Doing what Jesus said to do, forgiving unconditionally those that have hurt us, is emotionally quite a difficult call, but spiritually it is powerful. It removes the grounds that the devil has to oppress. We are no longer professing one thing but doing another. And we have ceased to cause the Holy Spirit to be grieved and back off from us, but are now open to His help and guidance.
Paul teaches that we counter the hurts and injustices of others, not in that same harsh spirit, but by cancelling them out in the opposite spirit:
Do not let any unwholesome talk come out of your mouths, but only what is helpful for building others up according to their needs, that it may benefit those who listen. And do not grieve the Holy Spirit of God, with whom you were sealed for the day of redemption. Get rid of all bitterness, rage and anger, brawling and slander, along with every form of malice.Be kind and compassionate to one another, forgiving each other, just as in Christ God forgave you.Ephesians 4: 29-32
The Holy Spirit in us enables us to respond differently. If we let Him!
These are the ways from the Bible we can be the barrier to the life of God’s Spirit in us that He wants us to enjoy. And attention to these three questions…
- Who do you think you are?
- What makes you so sure you’re in the right?
- Why are you mean towards others?

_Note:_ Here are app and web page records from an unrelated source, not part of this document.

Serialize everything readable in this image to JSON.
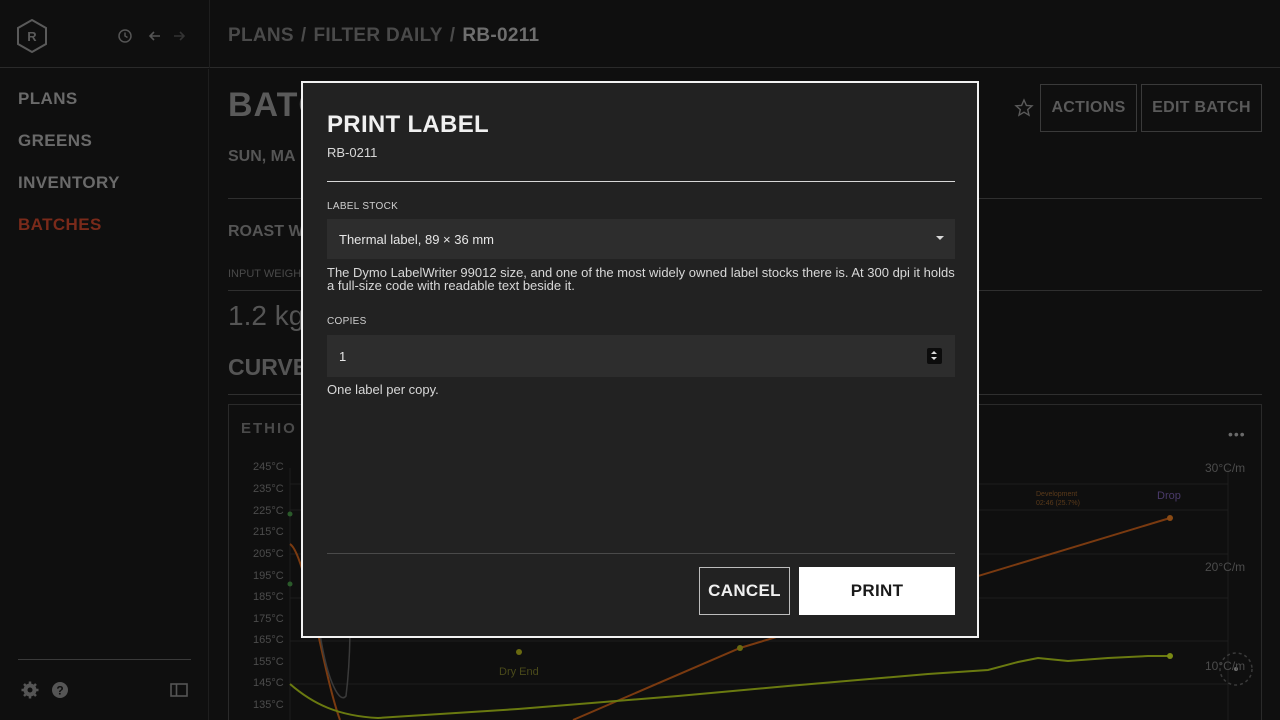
{
  "breadcrumb": {
    "items": [
      "PLANS",
      "FILTER DAILY",
      "RB-0211"
    ],
    "separator": "/"
  },
  "sidebar": {
    "items": [
      {
        "label": "PLANS",
        "active": false
      },
      {
        "label": "GREENS",
        "active": false
      },
      {
        "label": "INVENTORY",
        "active": false
      },
      {
        "label": "BATCHES",
        "active": true
      }
    ]
  },
  "background": {
    "title_visible": "BATC",
    "date_visible": "SUN, MA",
    "section_roast_visible": "ROAST W",
    "input_weight_label_visible": "INPUT WEIGH",
    "input_weight_value_visible": "1.2 kg",
    "curves_visible": "CURVE",
    "chart_title_visible": "ETHIO",
    "actions_label": "ACTIONS",
    "edit_label": "EDIT BATCH"
  },
  "chart_data": {
    "type": "line",
    "y_ticks": [
      "245°C",
      "235°C",
      "225°C",
      "215°C",
      "205°C",
      "195°C",
      "185°C",
      "175°C",
      "165°C",
      "155°C",
      "145°C",
      "135°C"
    ],
    "right_ticks": [
      "30°C/m",
      "20°C/m",
      "10°C/m"
    ],
    "annotations": {
      "drop": "Drop",
      "dry_end": "Dry End",
      "development": "Development",
      "development_time": "02:46 (25.7%)"
    }
  },
  "modal": {
    "title": "PRINT LABEL",
    "subtitle": "RB-0211",
    "label_stock": {
      "label": "LABEL STOCK",
      "value": "Thermal label, 89 × 36 mm",
      "help": "The Dymo LabelWriter 99012 size, and one of the most widely owned label stocks there is. At 300 dpi it holds a full-size code with readable text beside it."
    },
    "copies": {
      "label": "COPIES",
      "value": "1",
      "help": "One label per copy."
    },
    "cancel_label": "CANCEL",
    "print_label": "PRINT"
  },
  "colors": {
    "accent_active": "#7a2a1a",
    "modal_bg": "#222222",
    "modal_border": "#f2f2f2",
    "roast_curve": "#7a3a10",
    "ror_curve": "#6a7a10"
  }
}
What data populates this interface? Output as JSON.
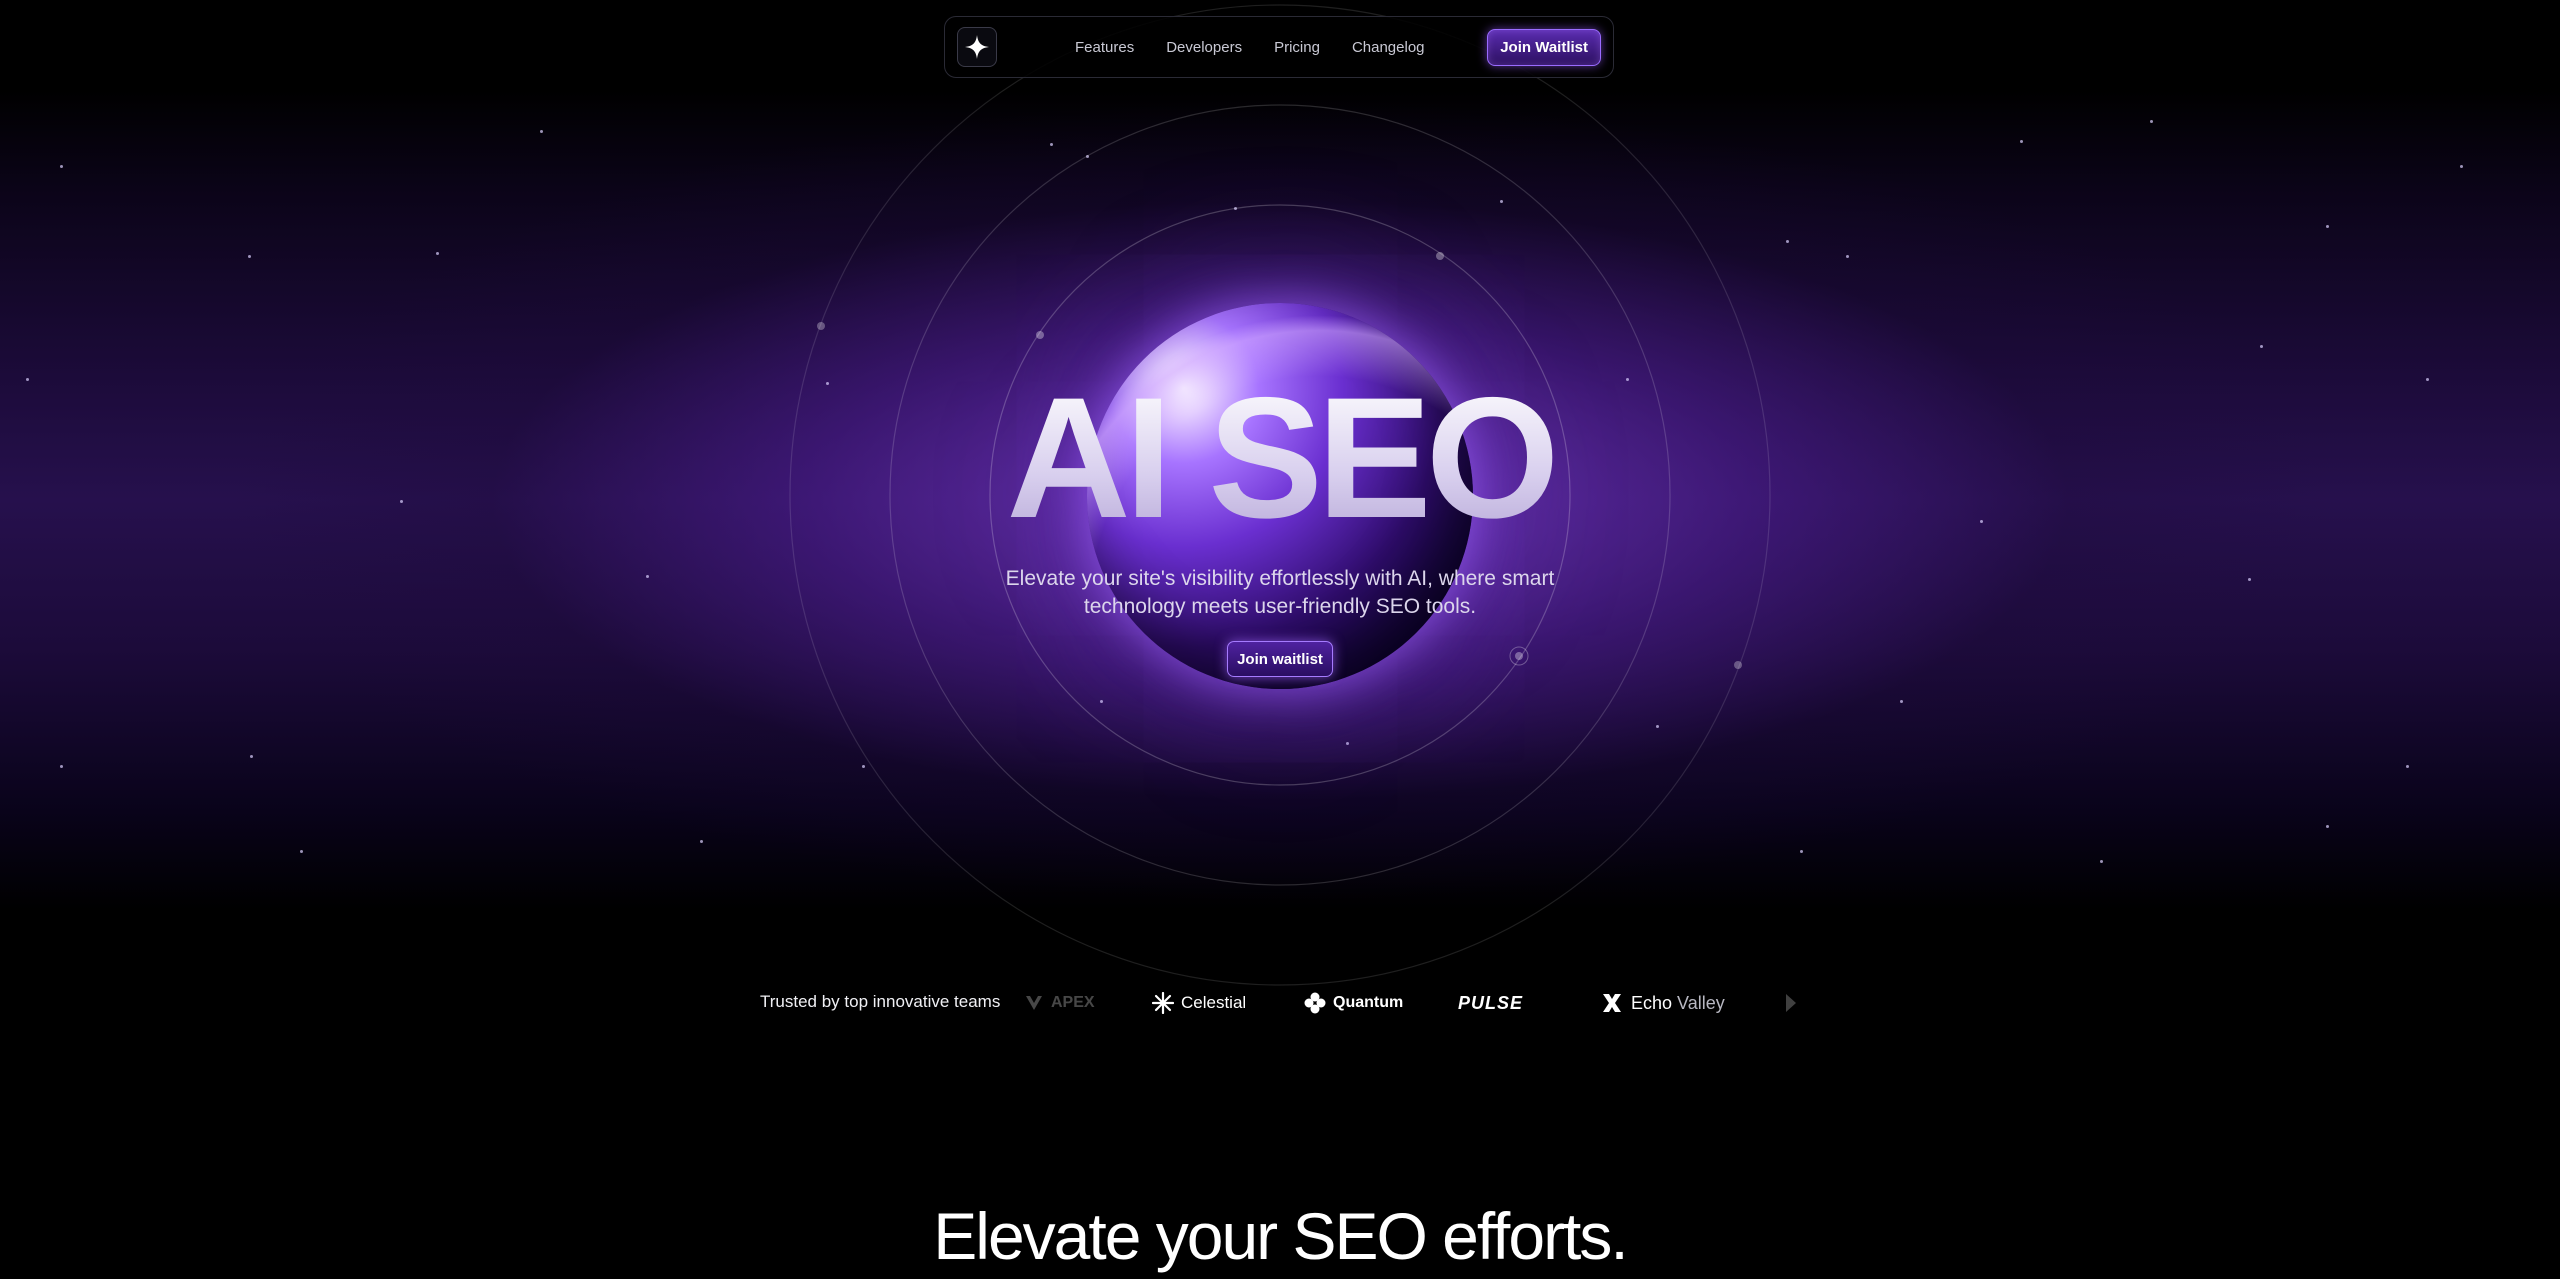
{
  "nav": {
    "logo_icon": "sparkle-icon",
    "links": [
      "Features",
      "Developers",
      "Pricing",
      "Changelog"
    ],
    "cta_label": "Join Waitlist"
  },
  "hero": {
    "title": "AI SEO",
    "subtitle": "Elevate your site's visibility effortlessly with AI, where smart technology meets user-friendly SEO tools.",
    "cta_label": "Join waitlist"
  },
  "trusted": {
    "label": "Trusted by top innovative teams",
    "logos": [
      {
        "name": "APEX",
        "icon": "apex-icon"
      },
      {
        "name": "Celestial",
        "icon": "asterisk-icon"
      },
      {
        "name": "Quantum",
        "icon": "clover-icon"
      },
      {
        "name": "PULSE",
        "icon": ""
      },
      {
        "name_part1": "Echo",
        "name_part2": "Valley",
        "icon": "x-icon"
      }
    ]
  },
  "section": {
    "title": "Elevate your SEO efforts."
  },
  "colors": {
    "accent": "#7b3fe4",
    "background": "#000000",
    "hero_glow": "#5a2cb0"
  }
}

…will help us to recognise a wrong path and wrong attitude, turn from it and allow God’s grace to flow in our lives again, and our witness to Jesus to shine out once more.